* _What you have to do_: Extract from the listing each line in which the word "straight" appears.

* _Dataset excerpts_:
* * * * * * *

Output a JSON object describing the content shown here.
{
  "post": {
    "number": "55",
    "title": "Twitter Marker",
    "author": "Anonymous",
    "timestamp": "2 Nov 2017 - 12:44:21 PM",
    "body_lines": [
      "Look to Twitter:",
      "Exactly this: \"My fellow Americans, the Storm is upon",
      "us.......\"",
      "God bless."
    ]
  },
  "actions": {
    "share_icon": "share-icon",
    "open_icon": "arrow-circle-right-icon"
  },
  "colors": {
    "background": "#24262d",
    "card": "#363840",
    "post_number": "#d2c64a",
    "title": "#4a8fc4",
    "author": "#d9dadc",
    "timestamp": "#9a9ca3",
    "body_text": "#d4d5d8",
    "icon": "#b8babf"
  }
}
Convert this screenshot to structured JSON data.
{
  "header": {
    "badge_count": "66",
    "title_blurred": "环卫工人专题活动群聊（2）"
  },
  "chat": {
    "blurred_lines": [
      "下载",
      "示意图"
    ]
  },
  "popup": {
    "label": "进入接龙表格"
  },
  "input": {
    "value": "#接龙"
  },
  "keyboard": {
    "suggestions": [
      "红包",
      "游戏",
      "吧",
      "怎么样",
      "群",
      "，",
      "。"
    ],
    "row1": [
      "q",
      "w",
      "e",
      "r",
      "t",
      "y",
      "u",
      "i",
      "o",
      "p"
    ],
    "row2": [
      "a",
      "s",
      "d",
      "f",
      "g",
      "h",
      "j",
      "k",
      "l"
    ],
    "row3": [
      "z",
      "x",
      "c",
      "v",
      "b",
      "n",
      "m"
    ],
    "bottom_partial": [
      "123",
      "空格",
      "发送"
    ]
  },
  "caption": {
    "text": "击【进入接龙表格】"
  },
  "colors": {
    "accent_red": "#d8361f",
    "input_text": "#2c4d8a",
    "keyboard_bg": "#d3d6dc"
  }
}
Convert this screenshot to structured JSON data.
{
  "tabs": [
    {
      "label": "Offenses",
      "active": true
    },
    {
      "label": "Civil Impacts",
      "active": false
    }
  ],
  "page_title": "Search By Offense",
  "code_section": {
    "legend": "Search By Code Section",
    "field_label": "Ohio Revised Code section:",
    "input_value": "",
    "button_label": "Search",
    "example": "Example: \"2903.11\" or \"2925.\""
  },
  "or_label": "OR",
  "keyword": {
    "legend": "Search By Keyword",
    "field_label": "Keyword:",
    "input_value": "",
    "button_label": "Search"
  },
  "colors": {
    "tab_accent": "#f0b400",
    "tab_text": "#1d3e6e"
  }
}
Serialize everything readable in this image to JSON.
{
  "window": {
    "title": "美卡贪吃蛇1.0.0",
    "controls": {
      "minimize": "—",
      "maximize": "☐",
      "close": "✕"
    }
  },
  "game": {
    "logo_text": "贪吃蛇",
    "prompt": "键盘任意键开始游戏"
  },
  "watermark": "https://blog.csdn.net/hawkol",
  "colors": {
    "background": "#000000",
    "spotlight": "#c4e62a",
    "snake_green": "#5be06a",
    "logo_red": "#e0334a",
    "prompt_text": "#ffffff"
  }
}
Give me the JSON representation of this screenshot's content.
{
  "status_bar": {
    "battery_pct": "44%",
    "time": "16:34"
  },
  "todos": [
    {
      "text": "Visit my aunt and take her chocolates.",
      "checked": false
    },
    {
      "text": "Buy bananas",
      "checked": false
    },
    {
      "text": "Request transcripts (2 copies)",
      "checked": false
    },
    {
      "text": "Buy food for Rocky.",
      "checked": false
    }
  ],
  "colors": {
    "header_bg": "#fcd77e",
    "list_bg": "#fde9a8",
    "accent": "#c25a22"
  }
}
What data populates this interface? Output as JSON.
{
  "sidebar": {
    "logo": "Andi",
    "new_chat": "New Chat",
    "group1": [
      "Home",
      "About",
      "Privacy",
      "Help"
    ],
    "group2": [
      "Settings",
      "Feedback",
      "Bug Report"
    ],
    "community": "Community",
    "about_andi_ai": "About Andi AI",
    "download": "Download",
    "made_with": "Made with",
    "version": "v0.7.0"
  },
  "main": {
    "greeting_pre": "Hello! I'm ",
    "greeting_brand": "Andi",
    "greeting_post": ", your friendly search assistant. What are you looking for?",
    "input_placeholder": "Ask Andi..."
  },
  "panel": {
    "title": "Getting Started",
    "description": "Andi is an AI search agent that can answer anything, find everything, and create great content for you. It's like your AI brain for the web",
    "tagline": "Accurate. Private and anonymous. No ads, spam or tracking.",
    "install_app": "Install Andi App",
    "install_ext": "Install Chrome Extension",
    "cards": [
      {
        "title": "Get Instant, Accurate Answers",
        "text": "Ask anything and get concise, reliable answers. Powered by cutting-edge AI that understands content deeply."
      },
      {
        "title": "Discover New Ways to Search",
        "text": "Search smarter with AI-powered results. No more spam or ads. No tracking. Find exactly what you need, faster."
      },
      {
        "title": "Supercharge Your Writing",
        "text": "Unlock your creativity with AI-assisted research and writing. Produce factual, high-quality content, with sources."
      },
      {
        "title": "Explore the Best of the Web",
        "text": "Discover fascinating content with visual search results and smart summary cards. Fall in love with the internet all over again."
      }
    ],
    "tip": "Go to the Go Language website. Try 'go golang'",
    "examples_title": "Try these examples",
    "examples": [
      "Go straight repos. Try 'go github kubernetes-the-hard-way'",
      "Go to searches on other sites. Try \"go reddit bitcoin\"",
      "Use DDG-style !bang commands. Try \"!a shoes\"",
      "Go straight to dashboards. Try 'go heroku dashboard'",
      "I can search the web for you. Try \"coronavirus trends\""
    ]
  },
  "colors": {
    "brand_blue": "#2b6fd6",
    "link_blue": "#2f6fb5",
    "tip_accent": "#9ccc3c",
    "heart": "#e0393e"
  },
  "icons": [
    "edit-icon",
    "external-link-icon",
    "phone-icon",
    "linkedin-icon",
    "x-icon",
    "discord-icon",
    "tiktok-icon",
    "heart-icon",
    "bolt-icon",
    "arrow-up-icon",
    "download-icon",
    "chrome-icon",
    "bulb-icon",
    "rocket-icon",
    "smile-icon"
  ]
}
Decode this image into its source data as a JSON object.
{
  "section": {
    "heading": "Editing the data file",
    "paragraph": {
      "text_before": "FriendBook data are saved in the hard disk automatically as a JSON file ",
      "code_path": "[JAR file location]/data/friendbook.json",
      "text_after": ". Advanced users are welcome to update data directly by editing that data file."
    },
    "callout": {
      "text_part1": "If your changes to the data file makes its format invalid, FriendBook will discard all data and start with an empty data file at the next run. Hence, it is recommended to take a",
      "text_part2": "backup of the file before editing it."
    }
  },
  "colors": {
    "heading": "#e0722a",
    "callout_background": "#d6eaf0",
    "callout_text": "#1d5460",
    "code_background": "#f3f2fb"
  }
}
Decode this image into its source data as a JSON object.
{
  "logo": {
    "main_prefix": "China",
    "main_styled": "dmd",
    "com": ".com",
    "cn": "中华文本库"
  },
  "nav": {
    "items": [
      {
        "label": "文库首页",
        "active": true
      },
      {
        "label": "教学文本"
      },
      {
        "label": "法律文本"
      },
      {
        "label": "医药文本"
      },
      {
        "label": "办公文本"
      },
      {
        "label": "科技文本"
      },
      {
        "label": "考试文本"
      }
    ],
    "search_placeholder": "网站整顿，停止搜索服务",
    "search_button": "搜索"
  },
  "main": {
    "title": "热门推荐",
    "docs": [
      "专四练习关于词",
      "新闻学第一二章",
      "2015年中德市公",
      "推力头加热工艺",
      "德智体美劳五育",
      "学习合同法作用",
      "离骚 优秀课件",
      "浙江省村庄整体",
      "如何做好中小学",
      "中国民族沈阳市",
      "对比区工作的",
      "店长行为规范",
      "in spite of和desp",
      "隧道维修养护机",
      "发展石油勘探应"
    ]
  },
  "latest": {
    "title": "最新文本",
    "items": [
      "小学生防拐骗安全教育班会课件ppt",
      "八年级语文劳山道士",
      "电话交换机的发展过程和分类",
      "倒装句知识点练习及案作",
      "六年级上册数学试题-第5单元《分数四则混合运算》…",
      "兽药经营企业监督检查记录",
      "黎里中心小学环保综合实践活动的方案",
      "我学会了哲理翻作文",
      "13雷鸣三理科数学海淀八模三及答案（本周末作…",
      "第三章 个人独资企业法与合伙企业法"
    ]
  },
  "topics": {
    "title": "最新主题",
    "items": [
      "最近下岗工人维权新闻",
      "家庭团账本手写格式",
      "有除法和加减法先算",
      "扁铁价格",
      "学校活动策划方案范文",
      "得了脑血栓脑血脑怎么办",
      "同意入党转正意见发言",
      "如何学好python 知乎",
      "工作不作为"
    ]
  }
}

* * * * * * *

* _Task answer_:
      "Go straight repos. Try 'go github kubernetes-the-hard-way'",
      "Go straight to dashboards. Try 'go heroku dashboard'",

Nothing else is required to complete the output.